With two incidents this afternoon in Fall River and Somerset involving residents calling in dogs in hot cars, we thought we would go over the law involving animals in hot cars. Both what is considered a dog in a hot car, and what the legalities are for both the owner and the passerby.
It is illegal in Massachusetts to leave an animal in a car where it could threaten the health of the animal due to extreme heat or cold temperatures. Some think, however, that it is legal to just break into a vehicle to save the animal. According to the law, that is not totally true.
The animal needs to look in immediate distress. If so, you must then try to find the owner of the vehicle. Then you must call the police to let them know you are about to break into the car to retrieve the animal.
Here is the law as it is stated:
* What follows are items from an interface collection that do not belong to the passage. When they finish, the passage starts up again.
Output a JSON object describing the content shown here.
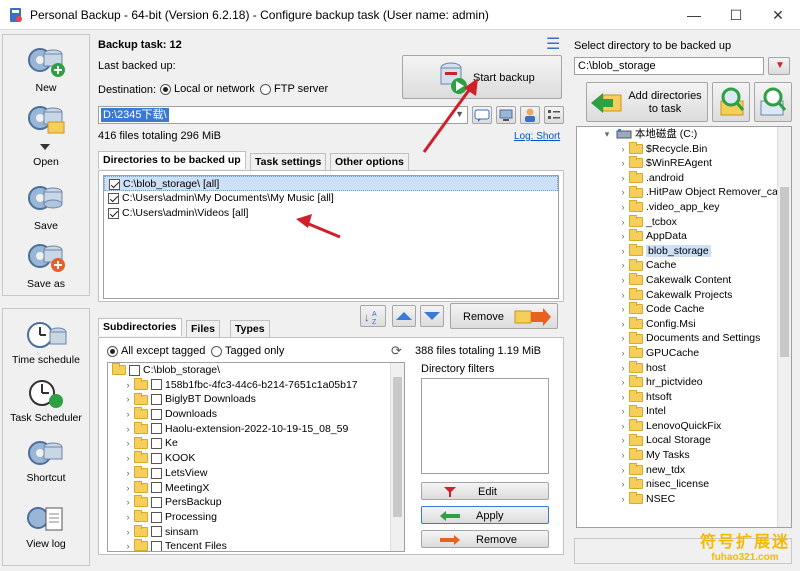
{
  "window": {
    "title": "Personal Backup - 64-bit (Version 6.2.18) - Configure backup task (User name: admin)",
    "minimize": "—",
    "maximize": "☐",
    "close": "✕"
  },
  "sidebar": {
    "items": [
      {
        "label": "New",
        "icon": "new-task-icon"
      },
      {
        "label": "Open",
        "icon": "open-task-icon"
      },
      {
        "label": "Save",
        "icon": "save-task-icon"
      },
      {
        "label": "Save as",
        "icon": "save-as-icon"
      },
      {
        "label": "Time schedule",
        "icon": "time-schedule-icon"
      },
      {
        "label": "Task Scheduler",
        "icon": "task-scheduler-icon"
      },
      {
        "label": "Shortcut",
        "icon": "shortcut-icon"
      },
      {
        "label": "View log",
        "icon": "view-log-icon"
      }
    ]
  },
  "task": {
    "backup_task_label": "Backup task: 12",
    "last_backed_up_label": "Last backed up:",
    "destination_label": "Destination:",
    "dest_local": "Local or network",
    "dest_ftp": "FTP server",
    "start_backup": "Start backup",
    "destination_path": "D:\\2345下载\\",
    "files_summary": "416 files totaling 296 MiB",
    "log_link": "Log: Short"
  },
  "tabs": {
    "dirs": "Directories to be backed up",
    "task_settings": "Task settings",
    "other_options": "Other options"
  },
  "backup_dirs": [
    {
      "path": "C:\\blob_storage\\ [all]",
      "checked": true,
      "selected": true
    },
    {
      "path": "C:\\Users\\admin\\My Documents\\My Music [all]",
      "checked": true,
      "selected": false
    },
    {
      "path": "C:\\Users\\admin\\Videos [all]",
      "checked": true,
      "selected": false
    }
  ],
  "remove_button": "Remove",
  "subtabs": {
    "subdirectories": "Subdirectories",
    "files": "Files",
    "types": "Types"
  },
  "filter": {
    "all_except": "All except tagged",
    "tagged_only": "Tagged only",
    "summary": "388 files totaling 1.19 MiB"
  },
  "subdirs": {
    "root": "C:\\blob_storage\\",
    "items": [
      "158b1fbc-4fc3-44c6-b214-7651c1a05b17",
      "BiglyBT Downloads",
      "Downloads",
      "Haolu-extension-2022-10-19-15_08_59",
      "Ke",
      "KOOK",
      "LetsView",
      "MeetingX",
      "PersBackup",
      "Processing",
      "sinsam",
      "Tencent Files"
    ]
  },
  "dir_filters": {
    "title": "Directory filters",
    "edit": "Edit",
    "apply": "Apply",
    "remove": "Remove"
  },
  "right_panel": {
    "select_label": "Select directory to be backed up",
    "path_value": "C:\\blob_storage",
    "add_dirs_line1": "Add directories",
    "add_dirs_line2": "to task",
    "drive_label": "本地磁盘 (C:)",
    "tree": [
      "$Recycle.Bin",
      "$WinREAgent",
      ".android",
      ".HitPaw Object Remover_ca",
      ".video_app_key",
      "_tcbox",
      "AppData",
      "blob_storage",
      "Cache",
      "Cakewalk Content",
      "Cakewalk Projects",
      "Code Cache",
      "Config.Msi",
      "Documents and Settings",
      "GPUCache",
      "host",
      "hr_pictvideo",
      "htsoft",
      "Intel",
      "LenovoQuickFix",
      "Local Storage",
      "My Tasks",
      "new_tdx",
      "nisec_license",
      "NSEC"
    ],
    "selected_index": 7
  },
  "watermark": {
    "line1": "符号扩展迷",
    "line2": "fuhao321.com"
  },
  "colors": {
    "accent_red": "#d0212a",
    "selection_blue": "#cce0f7",
    "folder_yellow": "#f6cf5a",
    "watermark_gold": "#f5b900"
  }
}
After making reasonable efforts to locate a motor vehicle’s owner, a person other than an animal control officer, law enforcement officer or fire fighter shall not enter a motor vehicle to remove an animal to protect the health and safety of that animal in immediate danger unless the person: (i) notifies law enforcement or calls 911 before entering the vehicle; (ii) determines that the motor vehicle is locked or there is no other reasonable means for exit and uses not more force than reasonably necessary to enter the motor vehicle and remove the animal; (iii) has a good faith and reasonable belief, based upon known circumstances, that entry into the vehicle is reasonably necessary to prevent imminent danger or harm to the animal; and (iv) remains with the animal in a safe location in reasonable proximity to the vehicle until law enforcement or another first responder arrives. (f) A person who removes an animal from a motor vehicle pursuant to subsection (e) shall be immune from criminal or civil liability that might otherwise result from the removal.
Leaving an animal in a hot car is punishable by a fine of not more than $150 for a first offense, by a fine of not more than $300 for a second offense and by a fine of not more than $500 for a third or subsequent offense. According to PETA, on a 78 degree day, the temperature inside a parked car can soar to 100 degrees in just minutes, and on a 90-degree day, the interior temperature can reach as high as 109 degrees in less than 10 minutes.